We continue to repeat these reactive patterns long after the threats are gone, even if the environment we are in are no longer the unsafe ones we were before.
In When the Body says No, Dr Gabor Mate also illustrates and explains the link between long-term experiences of trauma and chronic illnesses, such as heart disease, cancer, and diabetes, based on his decades of research and work as a physician. It aligns to the well-established Adverse Childhood Experiences (ACES) study which informs a relationship between the amount of toxic stress we experience in our lives with the challenges in health and mental health we experience.
Healing from trauma thus involves helping your mind-body let go of those fixed patterns of cognitive and bodily responses that are no longer adaptive or helpful for your daily functioning.
This means unlearning and relearning of the strategies that our body had taken to help us adapt and survive in previous experiences and/or relationships — strategies that once helped us feel safe in an unsafe environment, but are disrupting our lives today.
Healing is in the here and now
This process can involve a lot of looking and listening — looking and listening to our own bodily reactions to triggers and the projection of our bodily reactions to others through self-awareness.
It can also start from simply sprouting body awareness through questions that bring us back to ourselves. These questions could look like:
how is my body being at this moment — tensed, sluggish, relaxed?
Which parts of my body might be calling for my attention?
Is there another way to let my body be — soft, expansive, light?
This awareness continues to branch into subtler body sensations, and one gateway to enter this experience is through our breath. Even as you are reading this, perhaps become aware that you are in this moment, taking a breath in and releasing a breath out.
What do you notice about your breath?
Is it shallow and jagged? Do your chest heave when you breathe?
Count to 5 when you breathe in, and 5 when you breathe out. Do it for 4, 5, even 6 times. What do you notice about your breath after?
How does your body feel when you breathe slower and with more consciousness?
The core of our self-awareness rests on the physical sensations that convey our body’s inner states. When we have a keen attunement into our internal felt sensations, such as hunger, arousal, body temperature, physiological changes and emotions, the potential to feel in control of our lives swells.
We feel in charge of our body, our feelings and our ‘self’.
Regaining power over your life through the healing process
In the process of unlearning, we find opportunities to evaluate the usefulness of these strategies in the present day. If they are no longer useful, then one possibility could be relearning strategies to help us find cues of safety in our physical and social environment, and within ourselves.
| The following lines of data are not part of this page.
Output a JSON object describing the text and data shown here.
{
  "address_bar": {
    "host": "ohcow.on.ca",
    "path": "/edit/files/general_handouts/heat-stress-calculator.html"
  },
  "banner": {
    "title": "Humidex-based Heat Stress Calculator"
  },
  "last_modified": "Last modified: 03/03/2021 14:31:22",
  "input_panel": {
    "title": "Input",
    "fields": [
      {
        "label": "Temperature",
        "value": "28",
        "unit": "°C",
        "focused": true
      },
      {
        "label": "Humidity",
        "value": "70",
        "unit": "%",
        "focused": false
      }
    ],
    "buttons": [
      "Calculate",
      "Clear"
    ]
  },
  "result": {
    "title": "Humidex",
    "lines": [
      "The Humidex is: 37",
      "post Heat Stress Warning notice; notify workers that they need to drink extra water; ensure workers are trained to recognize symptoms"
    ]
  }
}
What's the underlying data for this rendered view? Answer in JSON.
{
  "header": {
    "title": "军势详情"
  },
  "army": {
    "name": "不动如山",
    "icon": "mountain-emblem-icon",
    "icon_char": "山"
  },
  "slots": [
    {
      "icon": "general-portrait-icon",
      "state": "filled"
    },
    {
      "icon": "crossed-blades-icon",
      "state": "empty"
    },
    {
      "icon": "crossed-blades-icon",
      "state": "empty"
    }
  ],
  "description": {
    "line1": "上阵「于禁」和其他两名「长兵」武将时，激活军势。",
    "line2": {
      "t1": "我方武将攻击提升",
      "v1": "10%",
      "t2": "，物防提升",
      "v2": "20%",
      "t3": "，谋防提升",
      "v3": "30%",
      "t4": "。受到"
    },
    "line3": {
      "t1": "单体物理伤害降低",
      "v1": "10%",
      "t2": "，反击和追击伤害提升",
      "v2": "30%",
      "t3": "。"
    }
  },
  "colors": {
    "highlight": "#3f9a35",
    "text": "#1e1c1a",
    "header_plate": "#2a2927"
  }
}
This opens up spaces for our mind-body to choose where we want to go next. It could be a decision about how we want to treat our body: allow rest, nourish with comforting food, get moving or exercising. This might also be a decision about how we want to be treated in our relationships: draw necessary boundaries, declare “no” without lingering guilt to please others, or simply voice out our disagreement.
More importantly, we are here and now acknowledging what our body has done for us, for ourselves before others.
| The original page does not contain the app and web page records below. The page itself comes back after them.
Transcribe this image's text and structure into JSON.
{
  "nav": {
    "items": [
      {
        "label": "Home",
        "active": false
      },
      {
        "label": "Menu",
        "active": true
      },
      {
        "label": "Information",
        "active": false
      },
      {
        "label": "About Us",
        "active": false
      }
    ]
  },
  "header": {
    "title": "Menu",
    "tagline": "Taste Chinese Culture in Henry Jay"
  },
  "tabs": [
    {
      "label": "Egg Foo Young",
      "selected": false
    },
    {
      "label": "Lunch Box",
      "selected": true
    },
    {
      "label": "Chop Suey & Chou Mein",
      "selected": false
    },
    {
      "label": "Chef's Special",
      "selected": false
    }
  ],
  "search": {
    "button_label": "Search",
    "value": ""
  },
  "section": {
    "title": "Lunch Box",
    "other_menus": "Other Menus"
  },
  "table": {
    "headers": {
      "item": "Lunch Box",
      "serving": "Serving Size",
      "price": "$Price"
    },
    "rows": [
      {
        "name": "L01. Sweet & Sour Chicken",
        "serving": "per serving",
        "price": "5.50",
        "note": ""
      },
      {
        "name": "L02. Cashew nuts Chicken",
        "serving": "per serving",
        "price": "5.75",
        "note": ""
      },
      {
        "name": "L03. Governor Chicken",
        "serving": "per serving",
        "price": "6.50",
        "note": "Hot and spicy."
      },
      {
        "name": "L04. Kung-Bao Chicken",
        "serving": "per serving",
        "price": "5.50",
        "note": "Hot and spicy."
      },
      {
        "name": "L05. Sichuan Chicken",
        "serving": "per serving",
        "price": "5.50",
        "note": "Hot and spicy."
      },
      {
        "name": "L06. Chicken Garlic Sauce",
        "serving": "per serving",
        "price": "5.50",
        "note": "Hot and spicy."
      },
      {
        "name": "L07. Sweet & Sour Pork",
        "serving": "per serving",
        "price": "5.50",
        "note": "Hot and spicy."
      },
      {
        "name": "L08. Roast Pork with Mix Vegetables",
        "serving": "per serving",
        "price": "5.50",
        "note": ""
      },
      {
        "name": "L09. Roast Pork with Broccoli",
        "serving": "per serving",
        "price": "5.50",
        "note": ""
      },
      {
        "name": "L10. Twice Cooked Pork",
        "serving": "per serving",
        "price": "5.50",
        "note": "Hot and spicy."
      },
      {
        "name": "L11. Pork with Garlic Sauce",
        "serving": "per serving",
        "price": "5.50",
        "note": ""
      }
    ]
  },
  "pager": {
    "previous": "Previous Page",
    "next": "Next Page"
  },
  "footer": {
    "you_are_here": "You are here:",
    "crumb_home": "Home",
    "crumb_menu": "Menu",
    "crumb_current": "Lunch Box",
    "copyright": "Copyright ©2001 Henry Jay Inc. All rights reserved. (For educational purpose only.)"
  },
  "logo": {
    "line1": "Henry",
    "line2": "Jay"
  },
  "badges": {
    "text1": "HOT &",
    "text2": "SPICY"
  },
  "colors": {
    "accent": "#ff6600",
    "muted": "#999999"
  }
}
Our body is our sole companion in this journey called life. Any internal acknowledgement is a form of standing our ground, making a proud declaration: “I matter, too.”
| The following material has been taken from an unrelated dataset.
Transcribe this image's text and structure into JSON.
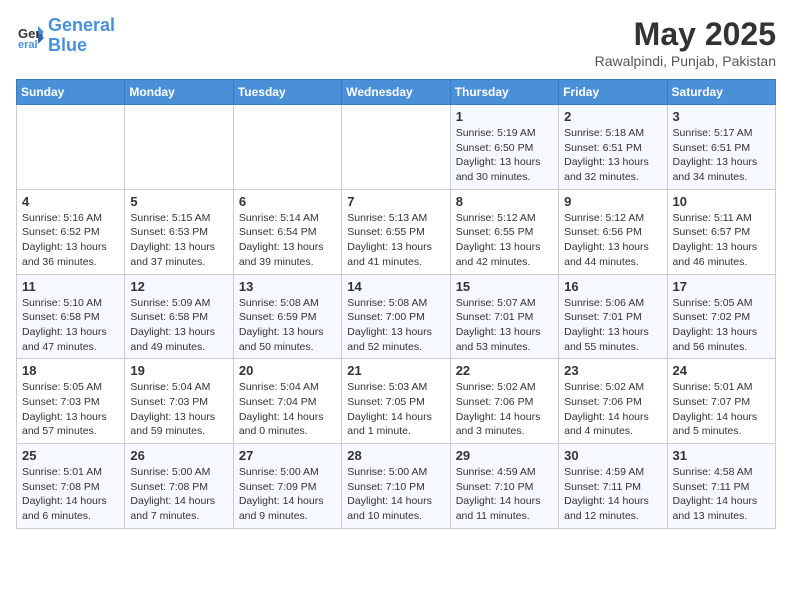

This is originally published HERE, as part of a series on trauma written in collaboration with the white book. In this series, we unpack what trauma is and where it lies for each of us, as well as how we can start to move away from existing traumas through self-awareness and coregulation. Find out more at thewhitebook.info